Crime rates down in California, up in L.A. County, during period of criminal justice reform

Police officers oversee a crime scene near Ernest E. Debs Regional Park in Los Angeles in 2015.
(Genaro Molina / Los Angeles Times)

Between 2010 and 2016, crime in Los Angeles County — including property and violent crime — rose by 5% even as overall crime in the rest of the state fell by the same rate, according to a report released Tuesday.

The study by the nonprofit Center on Juvenile and Criminal Justice analyzed city crime trends throughout California during a period referred to as the “justice reform era,” where legislation, voter-approved initiatives and court mandates brought major changes to California’s justice system.

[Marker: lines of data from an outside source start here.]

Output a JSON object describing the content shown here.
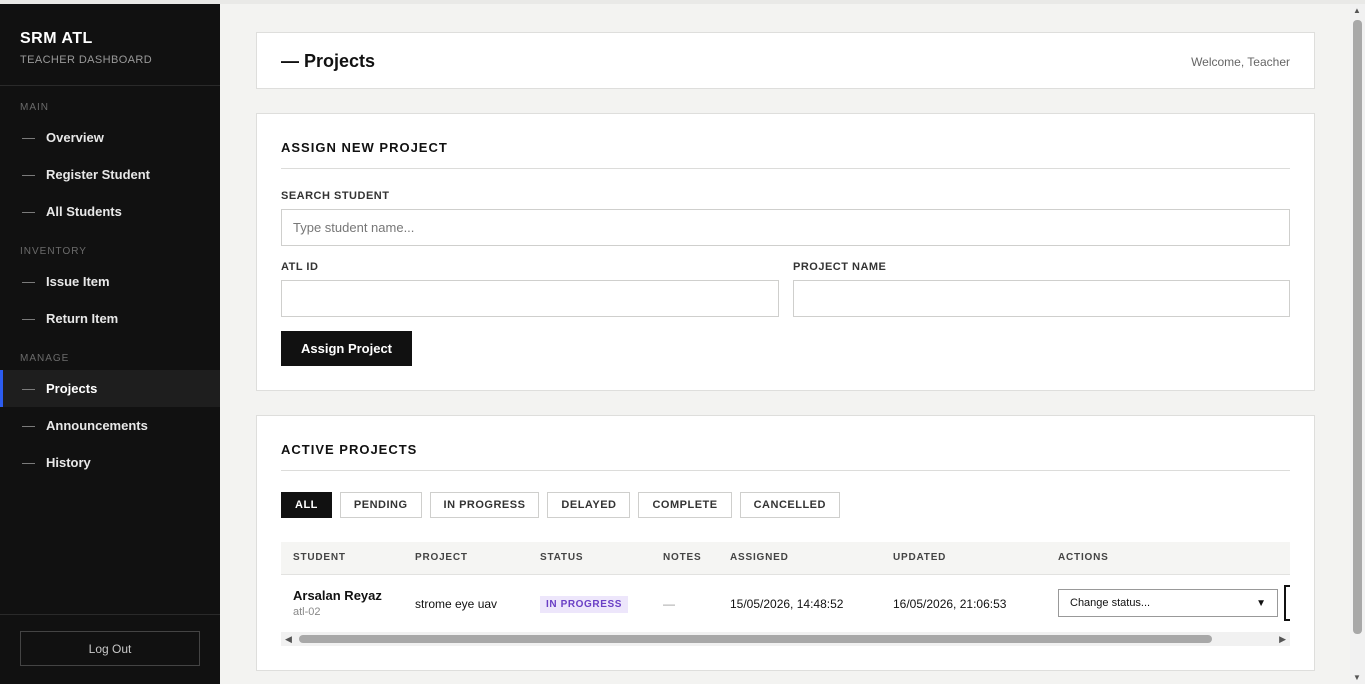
{
  "brand": {
    "title": "SRM ATL",
    "subtitle": "TEACHER DASHBOARD"
  },
  "nav": {
    "sections": [
      {
        "label": "MAIN",
        "items": [
          "Overview",
          "Register Student",
          "All Students"
        ]
      },
      {
        "label": "INVENTORY",
        "items": [
          "Issue Item",
          "Return Item"
        ]
      },
      {
        "label": "MANAGE",
        "items": [
          "Projects",
          "Announcements",
          "History"
        ]
      }
    ],
    "active": "Projects",
    "dash": "—",
    "logout": "Log Out"
  },
  "header": {
    "title": "— Projects",
    "welcome": "Welcome, Teacher"
  },
  "assign": {
    "title": "ASSIGN NEW PROJECT",
    "search_label": "SEARCH STUDENT",
    "search_placeholder": "Type student name...",
    "atl_label": "ATL ID",
    "atl_value": "",
    "project_label": "PROJECT NAME",
    "project_value": "",
    "button": "Assign Project"
  },
  "active_projects": {
    "title": "ACTIVE PROJECTS",
    "filters": [
      "ALL",
      "PENDING",
      "IN PROGRESS",
      "DELAYED",
      "COMPLETE",
      "CANCELLED"
    ],
    "active_filter": "ALL",
    "columns": [
      "STUDENT",
      "PROJECT",
      "STATUS",
      "NOTES",
      "ASSIGNED",
      "UPDATED",
      "ACTIONS"
    ],
    "rows": [
      {
        "student": "Arsalan Reyaz",
        "atl_id": "atl-02",
        "project": "strome eye uav",
        "status": "IN PROGRESS",
        "notes": "—",
        "assigned": "15/05/2026, 14:48:52",
        "updated": "16/05/2026, 21:06:53",
        "action": "Change status..."
      }
    ]
  },
  "colors": {
    "sidebar_bg": "#111111",
    "active_accent": "#2c5cf0",
    "badge_bg": "#ede6fb",
    "badge_text": "#6a3fc5"
  },
  "icons": {
    "select_chevron": "chevron-down-icon",
    "scroll_left": "arrow-left-icon",
    "scroll_right": "arrow-right-icon"
  }
}
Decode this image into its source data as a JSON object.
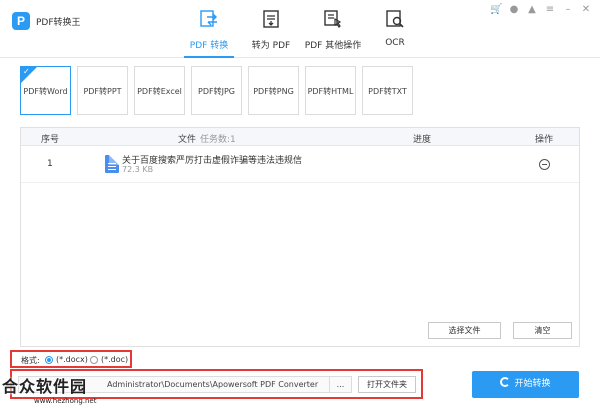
{
  "app": {
    "title": "PDF转换王",
    "logo_letter": "P"
  },
  "nav": [
    {
      "label": "PDF 转换",
      "icon": "convert-icon",
      "active": true
    },
    {
      "label": "转为 PDF",
      "icon": "to-pdf-icon",
      "active": false
    },
    {
      "label": "PDF 其他操作",
      "icon": "pdf-operations-icon",
      "active": false
    },
    {
      "label": "OCR",
      "icon": "ocr-icon",
      "active": false
    }
  ],
  "subtabs": [
    {
      "label": "PDF转Word",
      "active": true
    },
    {
      "label": "PDF转PPT",
      "active": false
    },
    {
      "label": "PDF转Excel",
      "active": false
    },
    {
      "label": "PDF转JPG",
      "active": false
    },
    {
      "label": "PDF转PNG",
      "active": false
    },
    {
      "label": "PDF转HTML",
      "active": false
    },
    {
      "label": "PDF转TXT",
      "active": false
    }
  ],
  "table": {
    "headers": {
      "index": "序号",
      "file": "文件",
      "task_count": "任务数:1",
      "progress": "进度",
      "action": "操作"
    },
    "rows": [
      {
        "index": "1",
        "name": "关于百度搜索严厉打击虚假诈骗等违法违规信",
        "size": "72.3 KB"
      }
    ]
  },
  "buttons": {
    "select_file": "选择文件",
    "clear": "清空",
    "open_folder": "打开文件夹",
    "browse": "...",
    "start": "开始转换"
  },
  "format": {
    "label": "格式:",
    "options": [
      "(*.docx)",
      "(*.doc)"
    ],
    "selected": "(*.docx)"
  },
  "output": {
    "path": "Administrator\\Documents\\Apowersoft PDF Converter"
  },
  "watermark": {
    "text": "合众软件园",
    "url": "www.hezhong.net"
  },
  "colors": {
    "accent": "#2a9af3",
    "highlight_border": "#e53935"
  }
}
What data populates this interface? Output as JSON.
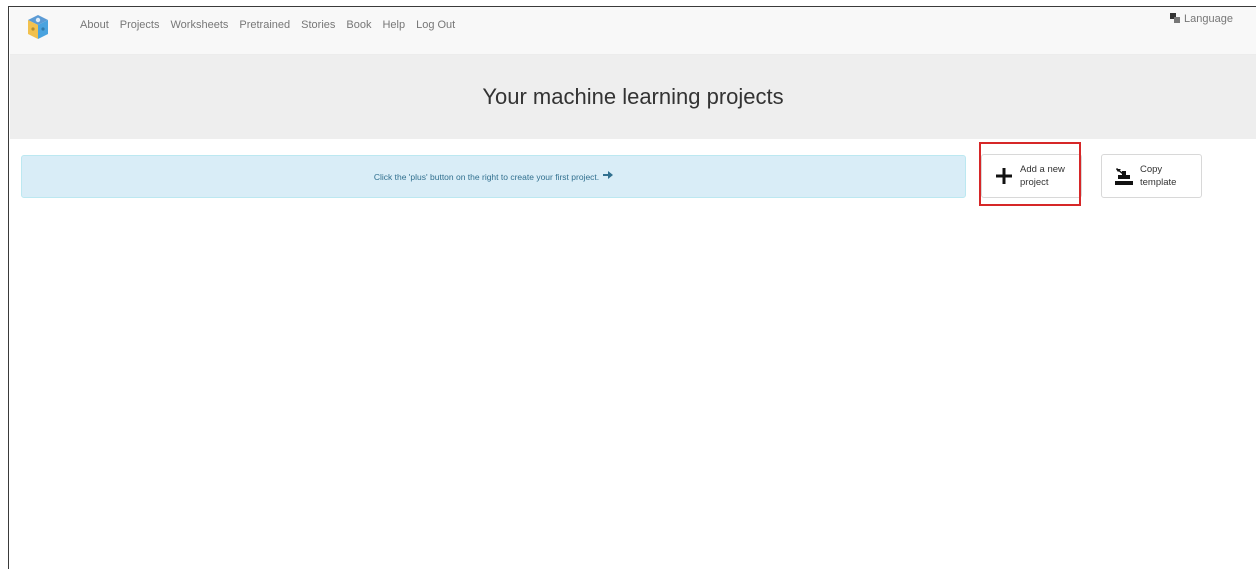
{
  "nav": {
    "items": [
      {
        "label": "About"
      },
      {
        "label": "Projects"
      },
      {
        "label": "Worksheets"
      },
      {
        "label": "Pretrained"
      },
      {
        "label": "Stories"
      },
      {
        "label": "Book"
      },
      {
        "label": "Help"
      },
      {
        "label": "Log Out"
      }
    ],
    "language_label": "Language"
  },
  "header": {
    "title": "Your machine learning projects"
  },
  "alert": {
    "message": "Click the 'plus' button on the right to create your first project."
  },
  "actions": {
    "add_label": "Add a new project",
    "copy_label": "Copy template"
  },
  "colors": {
    "navbar_bg": "#f8f8f8",
    "jumbotron_bg": "#eeeeee",
    "alert_bg": "#d9edf7",
    "alert_text": "#31708f",
    "highlight": "#d62728"
  }
}
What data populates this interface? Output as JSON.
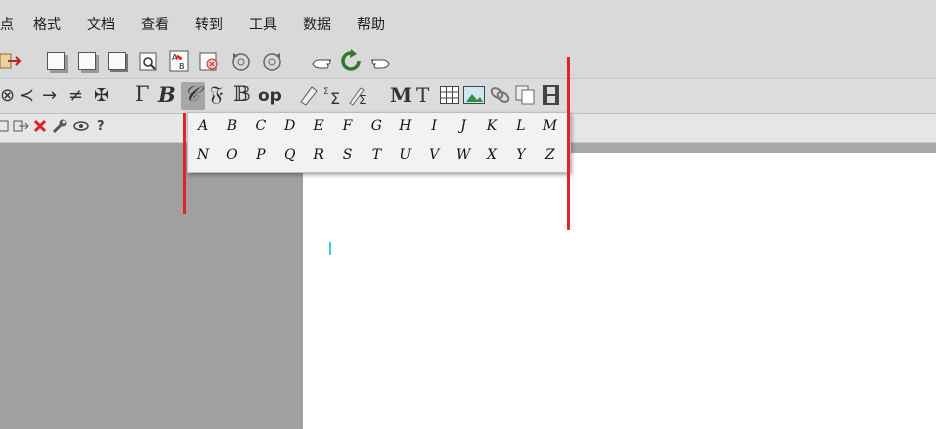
{
  "menubar": {
    "items": [
      "点",
      "格式",
      "文档",
      "查看",
      "转到",
      "工具",
      "数据",
      "帮助"
    ]
  },
  "toolbar2": {
    "bold_greek": "Γ",
    "bold_b": "B",
    "calligraphic": "𝒞",
    "fraktur": "𝔉",
    "blackboard": "𝔹",
    "op": "op",
    "bold_m": "M",
    "bold_t": "T",
    "arrow_symbols": [
      "⊗",
      "≺",
      "→",
      "≠",
      "✠"
    ]
  },
  "toolbar3": {
    "help_label": "?"
  },
  "calligraphic_popup": {
    "row1": [
      "A",
      "B",
      "C",
      "D",
      "E",
      "F",
      "G",
      "H",
      "I",
      "J",
      "K",
      "L",
      "M"
    ],
    "row2": [
      "N",
      "O",
      "P",
      "Q",
      "R",
      "S",
      "T",
      "U",
      "V",
      "W",
      "X",
      "Y",
      "Z"
    ]
  }
}
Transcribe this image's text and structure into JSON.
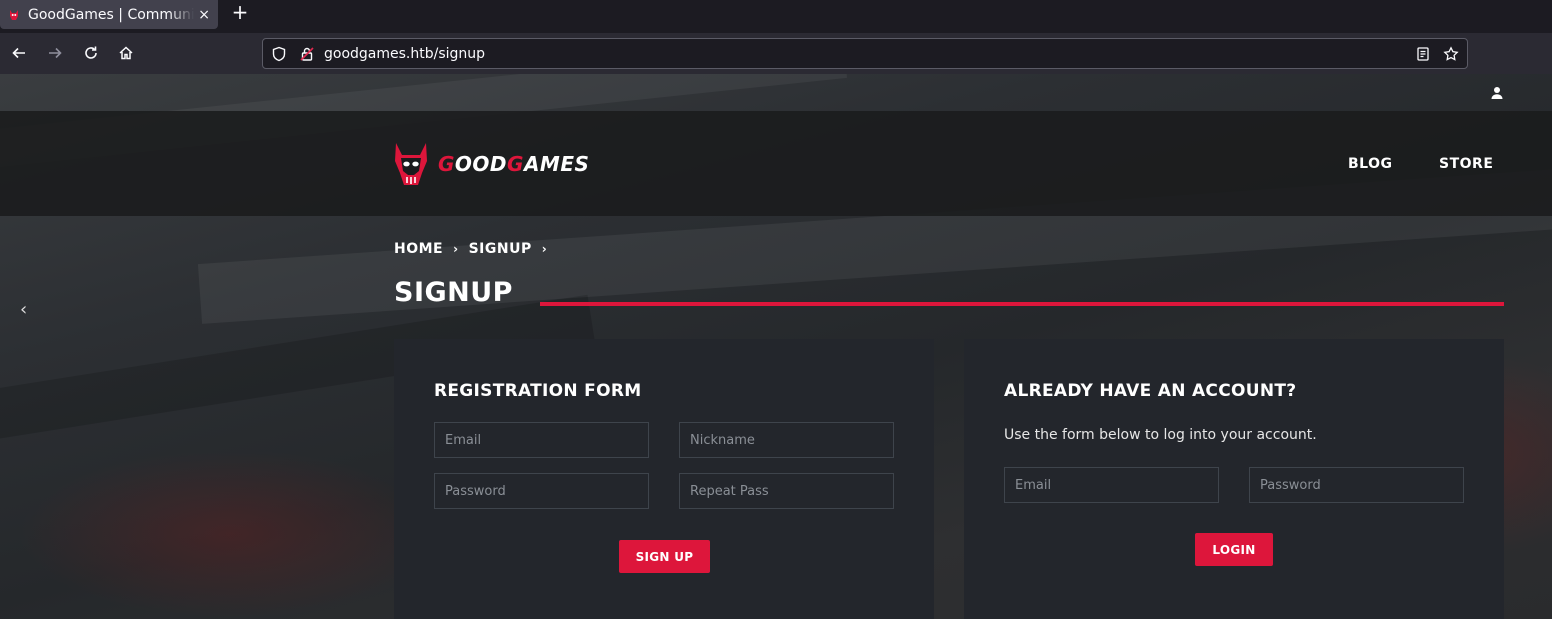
{
  "browser": {
    "tab_title": "GoodGames | Community",
    "tab_close": "×",
    "new_tab": "+",
    "url": "goodgames.htb/signup"
  },
  "site": {
    "logo_text_first": "G",
    "logo_text_rest1": "OOD",
    "logo_text_g2": "G",
    "logo_text_rest2": "AMES",
    "menu": [
      "BLOG",
      "STORE"
    ]
  },
  "breadcrumb": {
    "home": "HOME",
    "current": "SIGNUP",
    "sep": "›"
  },
  "slider_prev": "‹",
  "page_title": "SIGNUP",
  "registration": {
    "heading": "REGISTRATION FORM",
    "email_placeholder": "Email",
    "nickname_placeholder": "Nickname",
    "password_placeholder": "Password",
    "repeat_placeholder": "Repeat Pass",
    "button": "SIGN UP"
  },
  "login": {
    "heading": "ALREADY HAVE AN ACCOUNT?",
    "description": "Use the form below to log into your account.",
    "email_placeholder": "Email",
    "password_placeholder": "Password",
    "button": "LOGIN"
  },
  "colors": {
    "accent": "#dd163b",
    "card_bg": "#23262c",
    "header_bg": "#1a1b1d"
  }
}
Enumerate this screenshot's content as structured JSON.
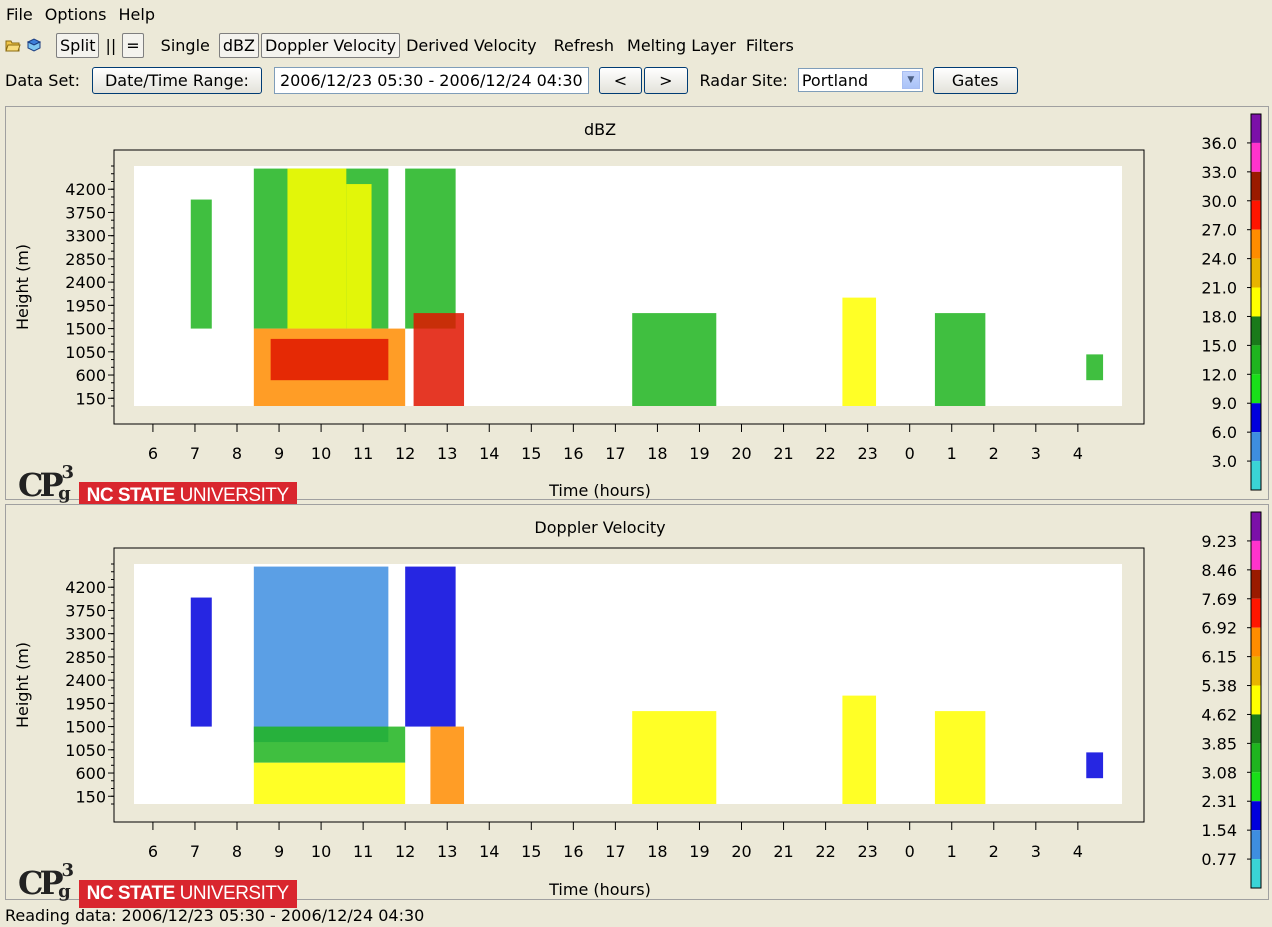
{
  "menubar": {
    "items": [
      "File",
      "Options",
      "Help"
    ]
  },
  "toolbar": {
    "split": "Split",
    "pause": "||",
    "equal": "=",
    "single": "Single",
    "dbz": "dBZ",
    "doppler": "Doppler Velocity",
    "derived": "Derived Velocity",
    "refresh": "Refresh",
    "melting": "Melting Layer",
    "filters": "Filters"
  },
  "dataset": {
    "label": "Data Set:",
    "range_button": "Date/Time Range:",
    "range_value": "2006/12/23 05:30 - 2006/12/24 04:30",
    "prev": "<",
    "next": ">",
    "radar_label": "Radar Site:",
    "radar_value": "Portland",
    "gates": "Gates"
  },
  "charts": [
    {
      "title": "dBZ",
      "ylabel": "Height (m)",
      "xlabel": "Time (hours)",
      "colorbar_labels": [
        "36.0",
        "33.0",
        "30.0",
        "27.0",
        "24.0",
        "21.0",
        "18.0",
        "15.0",
        "12.0",
        "9.0",
        "6.0",
        "3.0"
      ],
      "colorbar_colors": [
        "#7b10a8",
        "#ff33cc",
        "#9a1a00",
        "#ff1500",
        "#ff8c00",
        "#e8b400",
        "#ffff00",
        "#1a7a1a",
        "#1fb41f",
        "#19e019",
        "#0000dd",
        "#3e8ee0",
        "#3ad4d6"
      ]
    },
    {
      "title": "Doppler Velocity",
      "ylabel": "Height (m)",
      "xlabel": "Time (hours)",
      "colorbar_labels": [
        "9.23",
        "8.46",
        "7.69",
        "6.92",
        "6.15",
        "5.38",
        "4.62",
        "3.85",
        "3.08",
        "2.31",
        "1.54",
        "0.77"
      ],
      "colorbar_colors": [
        "#7b10a8",
        "#ff33cc",
        "#9a1a00",
        "#ff1500",
        "#ff8c00",
        "#e8b400",
        "#ffff00",
        "#1a7a1a",
        "#1fb41f",
        "#19e019",
        "#0000dd",
        "#3e8ee0",
        "#3ad4d6"
      ]
    }
  ],
  "chart_data": [
    {
      "type": "heatmap",
      "title": "dBZ",
      "xlabel": "Time (hours)",
      "ylabel": "Height (m)",
      "x_ticks": [
        "6",
        "7",
        "8",
        "9",
        "10",
        "11",
        "12",
        "13",
        "14",
        "15",
        "16",
        "17",
        "18",
        "19",
        "20",
        "21",
        "22",
        "23",
        "0",
        "1",
        "2",
        "3",
        "4"
      ],
      "y_ticks": [
        "150",
        "600",
        "1050",
        "1500",
        "1950",
        "2400",
        "2850",
        "3300",
        "3750",
        "4200"
      ],
      "colorbar": [
        "3.0",
        "6.0",
        "9.0",
        "12.0",
        "15.0",
        "18.0",
        "21.0",
        "24.0",
        "27.0",
        "30.0",
        "33.0",
        "36.0"
      ],
      "blobs": [
        {
          "x": [
            5.95,
            7.2
          ],
          "y": [
            1500,
            4000
          ],
          "level": "green"
        },
        {
          "x": [
            7.7,
            11.3
          ],
          "y": [
            1500,
            4600
          ],
          "level": "green"
        },
        {
          "x": [
            8.6,
            9.8
          ],
          "y": [
            1500,
            4600
          ],
          "level": "yellow"
        },
        {
          "x": [
            10.3,
            11.1
          ],
          "y": [
            1500,
            4300
          ],
          "level": "yellow"
        },
        {
          "x": [
            7.7,
            11.5
          ],
          "y": [
            0,
            1500
          ],
          "level": "orange"
        },
        {
          "x": [
            7.9,
            11.3
          ],
          "y": [
            500,
            1300
          ],
          "level": "red"
        },
        {
          "x": [
            11.5,
            13.1
          ],
          "y": [
            1500,
            4600
          ],
          "level": "green"
        },
        {
          "x": [
            12.1,
            13.2
          ],
          "y": [
            0,
            1800
          ],
          "level": "red"
        },
        {
          "x": [
            17.2,
            18.7
          ],
          "y": [
            0,
            1800
          ],
          "level": "green"
        },
        {
          "x": [
            22.2,
            22.6
          ],
          "y": [
            0,
            2100
          ],
          "level": "yellow"
        },
        {
          "x": [
            0.3,
            0.9
          ],
          "y": [
            0,
            1800
          ],
          "level": "green"
        },
        {
          "x": [
            3.8,
            4.1
          ],
          "y": [
            500,
            1000
          ],
          "level": "green"
        }
      ]
    },
    {
      "type": "heatmap",
      "title": "Doppler Velocity",
      "xlabel": "Time (hours)",
      "ylabel": "Height (m)",
      "x_ticks": [
        "6",
        "7",
        "8",
        "9",
        "10",
        "11",
        "12",
        "13",
        "14",
        "15",
        "16",
        "17",
        "18",
        "19",
        "20",
        "21",
        "22",
        "23",
        "0",
        "1",
        "2",
        "3",
        "4"
      ],
      "y_ticks": [
        "150",
        "600",
        "1050",
        "1500",
        "1950",
        "2400",
        "2850",
        "3300",
        "3750",
        "4200"
      ],
      "colorbar": [
        "0.77",
        "1.54",
        "2.31",
        "3.08",
        "3.85",
        "4.62",
        "5.38",
        "6.15",
        "6.92",
        "7.69",
        "8.46",
        "9.23"
      ],
      "blobs": [
        {
          "x": [
            5.95,
            7.2
          ],
          "y": [
            1500,
            4000
          ],
          "level": "blue"
        },
        {
          "x": [
            7.7,
            11.3
          ],
          "y": [
            1200,
            4600
          ],
          "level": "light-blue"
        },
        {
          "x": [
            7.7,
            11.5
          ],
          "y": [
            800,
            1500
          ],
          "level": "green"
        },
        {
          "x": [
            7.7,
            11.5
          ],
          "y": [
            0,
            800
          ],
          "level": "yellow"
        },
        {
          "x": [
            11.5,
            13.1
          ],
          "y": [
            1500,
            4600
          ],
          "level": "blue"
        },
        {
          "x": [
            11.8,
            13.2
          ],
          "y": [
            0,
            1500
          ],
          "level": "orange"
        },
        {
          "x": [
            17.2,
            18.7
          ],
          "y": [
            0,
            1800
          ],
          "level": "yellow"
        },
        {
          "x": [
            22.2,
            22.6
          ],
          "y": [
            0,
            2100
          ],
          "level": "yellow"
        },
        {
          "x": [
            0.3,
            0.9
          ],
          "y": [
            0,
            1800
          ],
          "level": "yellow"
        },
        {
          "x": [
            3.8,
            4.1
          ],
          "y": [
            500,
            1000
          ],
          "level": "blue"
        }
      ]
    }
  ],
  "logos": {
    "cpg": "CPg3",
    "ncsu_bold": "NC STATE",
    "ncsu_light": "UNIVERSITY"
  },
  "status": "Reading data: 2006/12/23 05:30 - 2006/12/24 04:30"
}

Those initiatives include Proposition 47, the controversial 2014 ballot measure that downgraded multiple drug and theft crimes to misdemeanors and allowed defendants to renegotiate their punishments, the Public Safety Realignment law and Proposition 57, to shrink the state’s prison population and focus on rehabilitation, and Proposition 64 to legalize marijuana.


Both advocates of reform and law enforcement have used the sweeping statewide policies and anecdotes to argue that crime has increased or decreased, according to the study’s author, Mike Males.

But the report, which analyzed offenses reported by law enforcement agencies, found — especially in Los Angeles County — wide disparities in local crime trends.

“We decided to look at the issue comprehensively,” Males said. “The reforms are probably not the reason crime has changed for better or worse for individual cities.”

In L.A. County, crime rates rose by 5%, with a 4% increase in property crimes and an 8% increase in violent crimes during the period. Across the rest of California, property crime fell by 6% and violent crime fell by 2%.

Males said L.A. County’s divergence from the statewide trend is mainly because of its size as well as a sharp increase (60%) in assaults in the city of L.A. Males speculated that because assaults are connected to domestic violence, the rise could be related to an initiative to increase reporting of that crime.

Neither the Los Angeles County Sheriff’s Department nor the Los Angeles Police Department provided comment on the study Tuesday.


Overall, violent crime in the city of L.A. increased 27%, even though there was a decrease in burglary and homicide, according to the report.

About half of L.A. County’s 89 jurisdictions showed an increase in crime and the other half showed a decrease. For instance, in Artesia, the total crime rate rose 112%, while in Avalon there was a 52% decline in total crime.

Males says the variation in crime patterns resulted from local policies and practices rather than statewide justice reform.

Cities that showed increases in crime rates include Burbank (6.1%), Lancaster (5.7%), Long Beach (14.5%) and Torrance (9.2%).

“The key to safe neighborhoods is a partnership between police and community,” said Lt. Jason Clawson, public information officer with the Pasadena Police Department. In Pasadena, the overall crime rate fell 18.2%, according to the study.

Clawson said that a number of outreach initiatives, including a community policing program, citizen police academies and other steps such as increasing lighting in an area or redesigning a bathroom, are ways Pasadena police have worked to reduce crime.


Other cities showing crime decreases include Downey (15.5%), Glendale (12.3%), Inglewood (10.8%), Monrovia (25.4%), Palmdale (20.8%) and Santa Clarita (9.4%).

Charis Kubrin, a professor of criminology, law and society at UC Irvine, studied the impact of California’s Public Safety Realignment bill, signed into law in 2011 by Gov. Jerry Brown and designed to address state prison overcrowding by diverting low-level offenders to county jails or probation. She and other researchers found that releasing such offenders back onto the streets had a very small effect on crime in California.

“These criminal justice reform policies didn’t seem to have much of an impact,” Kubrin said. “The action, if you will, is at the local level.”




5:40 p.m.: This article was updated to reflect that the Los Angeles County Sheriff’s Department and the Los Angeles Police Department did not provide comment.

This article was originally published at 6 a.m.